Dataset rows describing interfaces
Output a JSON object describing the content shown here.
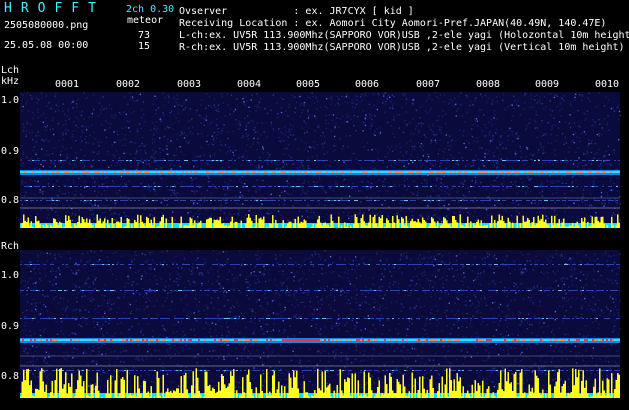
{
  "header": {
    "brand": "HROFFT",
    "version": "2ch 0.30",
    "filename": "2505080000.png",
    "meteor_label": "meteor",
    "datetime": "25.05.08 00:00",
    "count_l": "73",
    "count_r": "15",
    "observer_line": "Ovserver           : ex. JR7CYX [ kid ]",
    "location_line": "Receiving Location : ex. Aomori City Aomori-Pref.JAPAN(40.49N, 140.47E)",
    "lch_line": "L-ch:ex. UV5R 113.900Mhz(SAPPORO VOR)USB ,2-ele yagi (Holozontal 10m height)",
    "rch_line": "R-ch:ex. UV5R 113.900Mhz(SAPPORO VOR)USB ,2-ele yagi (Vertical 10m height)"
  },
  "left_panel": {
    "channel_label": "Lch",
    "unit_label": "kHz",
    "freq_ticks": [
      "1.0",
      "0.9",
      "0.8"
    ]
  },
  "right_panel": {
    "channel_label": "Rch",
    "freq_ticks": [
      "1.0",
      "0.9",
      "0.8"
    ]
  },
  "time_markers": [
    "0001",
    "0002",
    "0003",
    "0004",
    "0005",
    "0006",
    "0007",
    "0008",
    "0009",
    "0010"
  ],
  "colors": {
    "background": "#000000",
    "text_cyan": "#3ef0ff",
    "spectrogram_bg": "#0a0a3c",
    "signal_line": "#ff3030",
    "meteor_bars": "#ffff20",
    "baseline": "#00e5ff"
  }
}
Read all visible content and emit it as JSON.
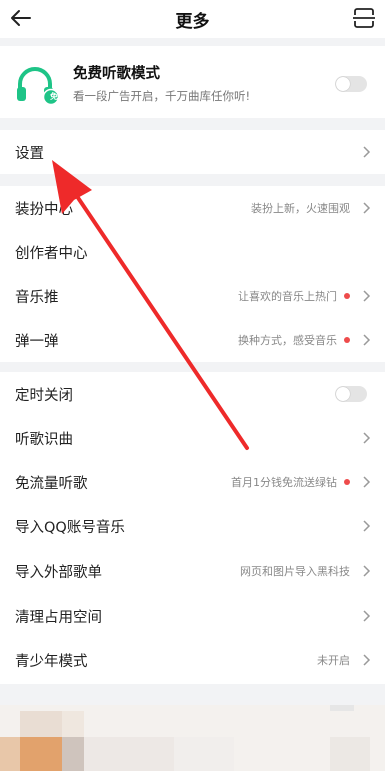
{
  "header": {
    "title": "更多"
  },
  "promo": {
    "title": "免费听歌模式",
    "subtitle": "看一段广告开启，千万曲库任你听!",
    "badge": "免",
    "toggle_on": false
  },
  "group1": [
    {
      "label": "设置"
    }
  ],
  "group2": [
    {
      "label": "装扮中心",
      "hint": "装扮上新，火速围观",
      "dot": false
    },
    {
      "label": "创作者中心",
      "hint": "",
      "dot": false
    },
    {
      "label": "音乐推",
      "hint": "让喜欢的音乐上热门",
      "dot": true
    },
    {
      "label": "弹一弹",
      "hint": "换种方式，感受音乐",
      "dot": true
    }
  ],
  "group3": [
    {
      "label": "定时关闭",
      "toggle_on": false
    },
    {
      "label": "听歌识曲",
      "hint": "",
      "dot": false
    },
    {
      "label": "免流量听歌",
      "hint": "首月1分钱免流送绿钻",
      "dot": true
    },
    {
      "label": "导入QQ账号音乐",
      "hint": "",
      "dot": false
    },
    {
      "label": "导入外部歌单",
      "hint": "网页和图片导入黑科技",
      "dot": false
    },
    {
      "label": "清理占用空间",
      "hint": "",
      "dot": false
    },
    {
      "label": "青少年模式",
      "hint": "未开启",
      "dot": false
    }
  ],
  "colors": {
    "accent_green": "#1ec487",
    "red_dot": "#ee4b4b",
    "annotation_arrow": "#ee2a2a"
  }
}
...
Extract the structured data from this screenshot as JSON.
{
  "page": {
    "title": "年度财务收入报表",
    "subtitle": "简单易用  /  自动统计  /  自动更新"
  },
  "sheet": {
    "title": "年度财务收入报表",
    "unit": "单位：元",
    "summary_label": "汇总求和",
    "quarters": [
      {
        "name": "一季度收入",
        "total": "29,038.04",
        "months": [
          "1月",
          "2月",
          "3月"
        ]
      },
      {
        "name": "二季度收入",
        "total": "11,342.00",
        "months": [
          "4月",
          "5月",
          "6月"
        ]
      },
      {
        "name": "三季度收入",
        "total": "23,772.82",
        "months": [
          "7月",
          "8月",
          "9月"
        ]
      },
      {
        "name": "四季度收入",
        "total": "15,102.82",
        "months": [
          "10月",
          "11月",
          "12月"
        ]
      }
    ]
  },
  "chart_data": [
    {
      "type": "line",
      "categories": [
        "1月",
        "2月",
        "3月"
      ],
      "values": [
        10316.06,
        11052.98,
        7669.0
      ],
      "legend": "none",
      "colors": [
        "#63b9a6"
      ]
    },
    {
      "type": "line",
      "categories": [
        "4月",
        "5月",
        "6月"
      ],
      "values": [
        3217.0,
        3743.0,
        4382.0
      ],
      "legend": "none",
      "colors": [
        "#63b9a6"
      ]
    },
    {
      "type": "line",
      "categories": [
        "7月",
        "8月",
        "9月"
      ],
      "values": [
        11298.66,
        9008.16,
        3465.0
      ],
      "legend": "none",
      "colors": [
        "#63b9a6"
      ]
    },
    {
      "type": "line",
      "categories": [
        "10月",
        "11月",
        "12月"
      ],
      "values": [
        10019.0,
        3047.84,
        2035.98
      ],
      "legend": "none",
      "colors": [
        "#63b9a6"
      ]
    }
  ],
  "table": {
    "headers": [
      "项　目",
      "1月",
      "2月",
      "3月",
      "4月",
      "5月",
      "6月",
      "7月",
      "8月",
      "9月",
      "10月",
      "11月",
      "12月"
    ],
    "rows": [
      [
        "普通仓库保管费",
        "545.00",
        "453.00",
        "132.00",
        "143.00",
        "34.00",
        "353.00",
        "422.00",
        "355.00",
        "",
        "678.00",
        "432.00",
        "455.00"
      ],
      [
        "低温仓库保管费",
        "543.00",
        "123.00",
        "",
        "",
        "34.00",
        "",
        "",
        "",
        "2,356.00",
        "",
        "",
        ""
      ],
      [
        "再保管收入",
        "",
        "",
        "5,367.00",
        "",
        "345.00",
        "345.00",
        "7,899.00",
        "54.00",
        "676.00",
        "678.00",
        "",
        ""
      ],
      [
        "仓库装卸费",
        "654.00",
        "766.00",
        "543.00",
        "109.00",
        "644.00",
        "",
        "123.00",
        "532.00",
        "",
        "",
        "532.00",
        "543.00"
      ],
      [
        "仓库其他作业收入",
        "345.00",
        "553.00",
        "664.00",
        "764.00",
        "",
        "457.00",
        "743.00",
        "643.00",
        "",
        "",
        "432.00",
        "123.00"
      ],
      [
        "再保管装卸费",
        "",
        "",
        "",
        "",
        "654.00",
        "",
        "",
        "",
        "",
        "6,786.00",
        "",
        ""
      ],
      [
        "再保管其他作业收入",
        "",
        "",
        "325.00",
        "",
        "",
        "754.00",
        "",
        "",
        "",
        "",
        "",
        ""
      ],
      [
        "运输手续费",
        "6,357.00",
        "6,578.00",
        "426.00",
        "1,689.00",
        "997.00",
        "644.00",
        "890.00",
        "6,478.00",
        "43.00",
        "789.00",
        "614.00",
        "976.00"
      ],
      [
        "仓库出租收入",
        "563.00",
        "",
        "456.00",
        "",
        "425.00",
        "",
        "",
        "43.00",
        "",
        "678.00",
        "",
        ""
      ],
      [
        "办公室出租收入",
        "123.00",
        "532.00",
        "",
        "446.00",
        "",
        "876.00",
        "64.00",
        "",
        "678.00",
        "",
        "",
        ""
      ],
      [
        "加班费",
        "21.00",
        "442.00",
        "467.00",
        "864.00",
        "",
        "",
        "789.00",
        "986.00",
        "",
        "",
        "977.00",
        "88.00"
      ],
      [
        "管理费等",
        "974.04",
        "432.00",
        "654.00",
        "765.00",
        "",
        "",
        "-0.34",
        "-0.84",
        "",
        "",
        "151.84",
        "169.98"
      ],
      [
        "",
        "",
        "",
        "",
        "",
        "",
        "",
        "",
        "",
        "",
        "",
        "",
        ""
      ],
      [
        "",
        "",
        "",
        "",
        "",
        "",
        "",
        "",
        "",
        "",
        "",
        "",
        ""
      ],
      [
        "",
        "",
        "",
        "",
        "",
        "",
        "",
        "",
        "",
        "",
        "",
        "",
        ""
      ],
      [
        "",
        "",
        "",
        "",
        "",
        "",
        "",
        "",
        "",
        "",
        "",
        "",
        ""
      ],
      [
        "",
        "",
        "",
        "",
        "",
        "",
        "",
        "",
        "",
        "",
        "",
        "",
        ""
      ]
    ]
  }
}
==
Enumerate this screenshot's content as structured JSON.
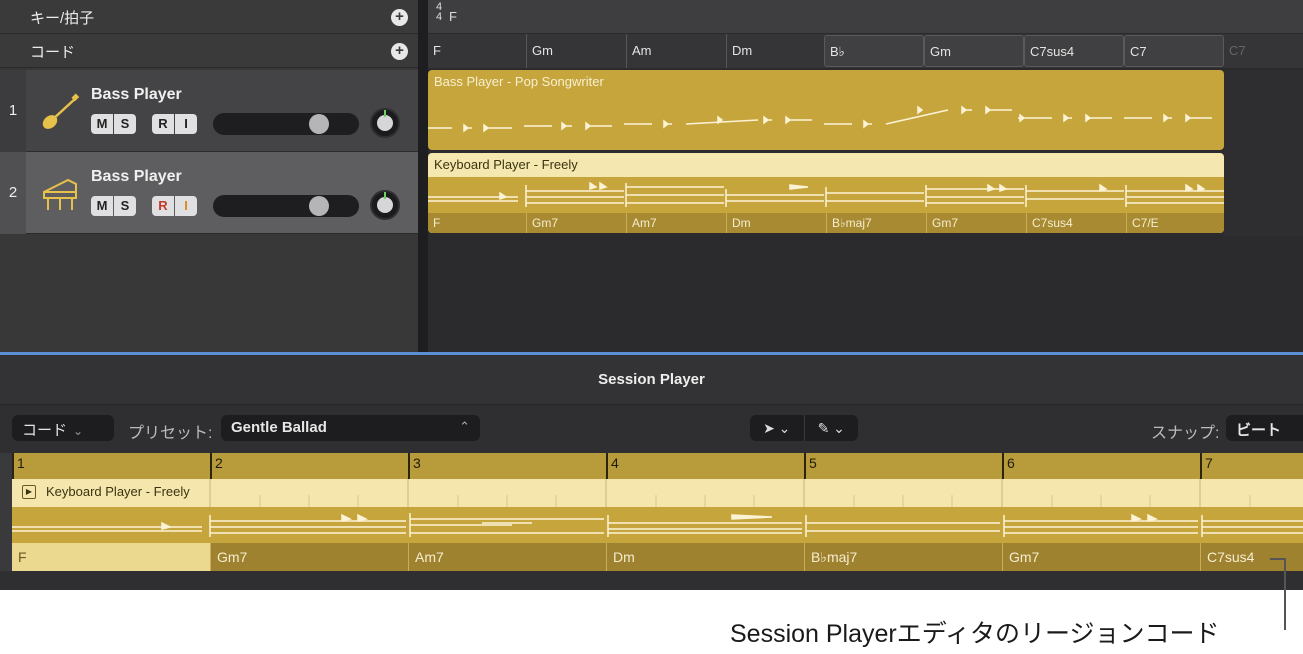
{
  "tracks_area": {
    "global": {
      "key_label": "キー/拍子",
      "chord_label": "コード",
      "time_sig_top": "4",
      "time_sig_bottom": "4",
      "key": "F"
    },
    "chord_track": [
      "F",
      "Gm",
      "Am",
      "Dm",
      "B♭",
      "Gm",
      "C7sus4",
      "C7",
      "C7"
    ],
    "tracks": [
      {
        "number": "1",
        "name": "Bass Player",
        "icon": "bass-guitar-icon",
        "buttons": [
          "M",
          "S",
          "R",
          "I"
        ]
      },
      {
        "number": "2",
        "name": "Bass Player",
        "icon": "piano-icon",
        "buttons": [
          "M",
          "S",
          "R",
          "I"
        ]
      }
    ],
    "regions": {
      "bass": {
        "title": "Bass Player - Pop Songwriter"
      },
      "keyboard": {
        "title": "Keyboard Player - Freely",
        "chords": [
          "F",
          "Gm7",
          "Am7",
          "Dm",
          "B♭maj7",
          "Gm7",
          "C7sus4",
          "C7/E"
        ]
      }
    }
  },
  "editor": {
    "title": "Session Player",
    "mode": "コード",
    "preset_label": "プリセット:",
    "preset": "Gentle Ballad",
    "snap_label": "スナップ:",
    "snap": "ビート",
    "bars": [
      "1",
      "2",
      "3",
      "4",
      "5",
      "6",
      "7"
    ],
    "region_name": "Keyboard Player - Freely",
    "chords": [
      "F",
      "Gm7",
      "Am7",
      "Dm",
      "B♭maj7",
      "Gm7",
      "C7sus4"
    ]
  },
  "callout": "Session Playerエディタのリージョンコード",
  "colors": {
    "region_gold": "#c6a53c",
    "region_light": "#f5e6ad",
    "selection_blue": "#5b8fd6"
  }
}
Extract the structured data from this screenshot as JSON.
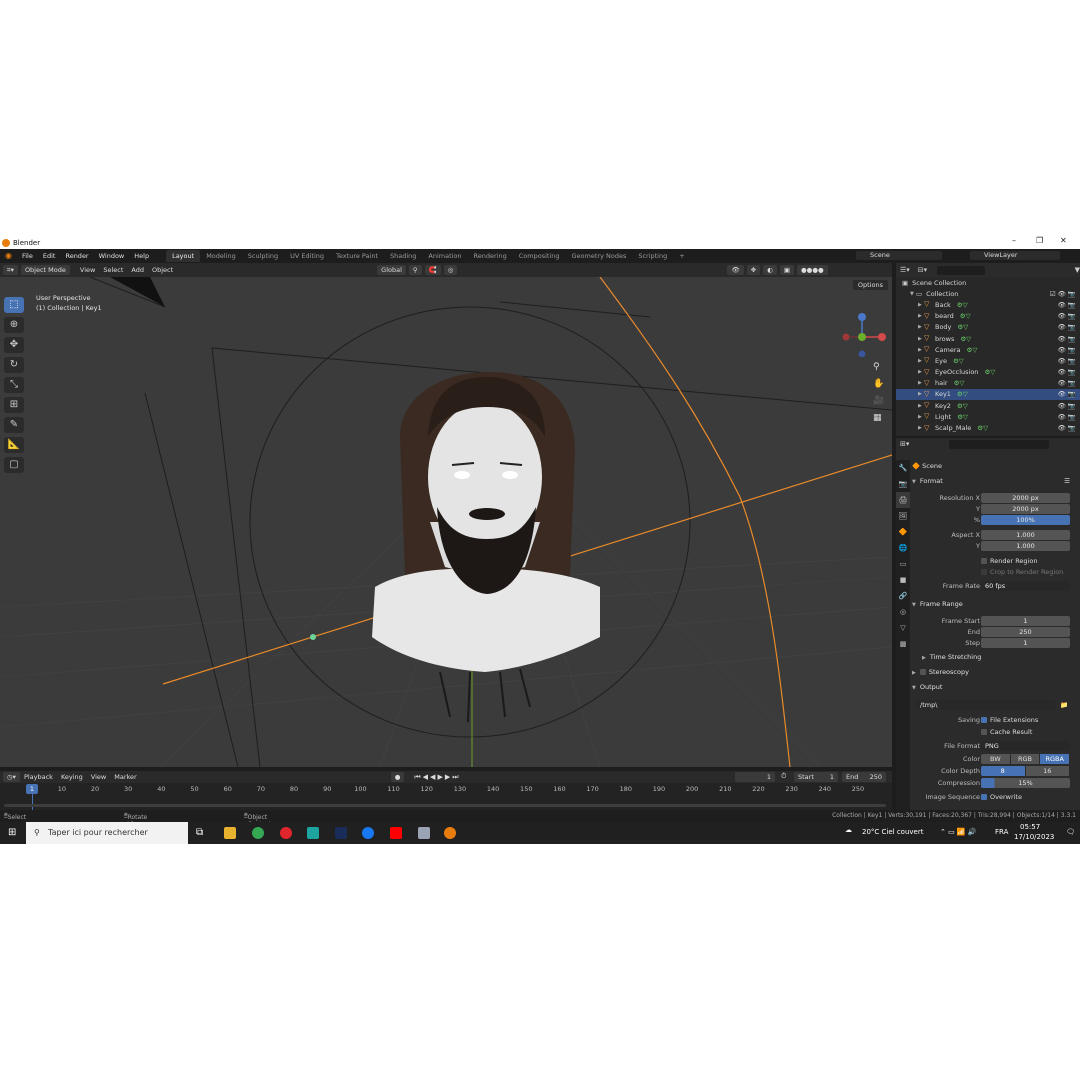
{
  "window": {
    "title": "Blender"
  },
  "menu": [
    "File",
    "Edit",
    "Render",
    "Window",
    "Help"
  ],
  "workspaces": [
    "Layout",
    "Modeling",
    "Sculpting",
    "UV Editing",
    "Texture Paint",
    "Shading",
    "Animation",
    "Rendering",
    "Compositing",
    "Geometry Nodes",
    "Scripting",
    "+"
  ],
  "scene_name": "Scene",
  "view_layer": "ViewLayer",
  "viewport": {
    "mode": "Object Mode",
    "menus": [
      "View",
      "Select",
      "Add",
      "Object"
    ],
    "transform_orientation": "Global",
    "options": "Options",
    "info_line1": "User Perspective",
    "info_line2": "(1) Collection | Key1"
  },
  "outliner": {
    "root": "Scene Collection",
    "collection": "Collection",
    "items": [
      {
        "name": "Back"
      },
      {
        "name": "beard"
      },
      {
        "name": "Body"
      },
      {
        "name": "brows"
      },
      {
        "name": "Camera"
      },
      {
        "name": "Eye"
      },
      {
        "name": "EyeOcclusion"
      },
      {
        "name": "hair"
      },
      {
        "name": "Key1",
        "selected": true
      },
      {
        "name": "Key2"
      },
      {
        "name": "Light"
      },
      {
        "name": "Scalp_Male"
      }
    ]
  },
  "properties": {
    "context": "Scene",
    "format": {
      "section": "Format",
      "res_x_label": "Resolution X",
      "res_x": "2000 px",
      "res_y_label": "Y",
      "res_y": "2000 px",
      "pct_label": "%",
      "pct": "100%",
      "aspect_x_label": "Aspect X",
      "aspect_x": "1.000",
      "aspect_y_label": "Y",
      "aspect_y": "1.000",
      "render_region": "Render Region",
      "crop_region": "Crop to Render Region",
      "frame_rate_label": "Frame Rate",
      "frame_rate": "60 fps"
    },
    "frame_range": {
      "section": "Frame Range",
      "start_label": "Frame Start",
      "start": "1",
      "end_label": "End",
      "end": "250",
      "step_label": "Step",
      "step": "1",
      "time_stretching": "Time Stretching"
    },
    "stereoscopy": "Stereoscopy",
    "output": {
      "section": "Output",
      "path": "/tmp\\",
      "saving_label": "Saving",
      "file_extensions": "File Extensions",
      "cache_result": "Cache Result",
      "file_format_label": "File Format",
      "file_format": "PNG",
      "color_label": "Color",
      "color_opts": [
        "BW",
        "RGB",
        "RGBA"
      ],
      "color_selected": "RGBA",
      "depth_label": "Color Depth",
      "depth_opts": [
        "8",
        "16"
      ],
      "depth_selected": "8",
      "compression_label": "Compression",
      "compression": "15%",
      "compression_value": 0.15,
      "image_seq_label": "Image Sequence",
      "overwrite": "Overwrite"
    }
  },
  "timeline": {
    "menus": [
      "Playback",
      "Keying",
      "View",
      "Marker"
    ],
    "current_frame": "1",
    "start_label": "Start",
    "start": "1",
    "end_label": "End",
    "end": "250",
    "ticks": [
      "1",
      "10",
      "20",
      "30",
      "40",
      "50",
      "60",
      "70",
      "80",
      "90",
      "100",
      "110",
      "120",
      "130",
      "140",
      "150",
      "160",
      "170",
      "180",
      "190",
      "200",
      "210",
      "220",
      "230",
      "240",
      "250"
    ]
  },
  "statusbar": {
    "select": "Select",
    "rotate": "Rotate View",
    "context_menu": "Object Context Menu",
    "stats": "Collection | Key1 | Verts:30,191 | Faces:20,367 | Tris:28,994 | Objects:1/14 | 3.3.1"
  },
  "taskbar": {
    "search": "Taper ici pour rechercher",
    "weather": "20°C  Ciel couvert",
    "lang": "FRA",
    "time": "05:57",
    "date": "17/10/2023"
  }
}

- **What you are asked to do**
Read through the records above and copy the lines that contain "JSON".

- **Exercise answer**
Output a JSON object describing the content shown here.
Read all visible content and emit it as JSON.
Extract the structured data from this screenshot as JSON.
Enumerate this screenshot's content as structured JSON.
Extract the structured data from this screenshot as JSON.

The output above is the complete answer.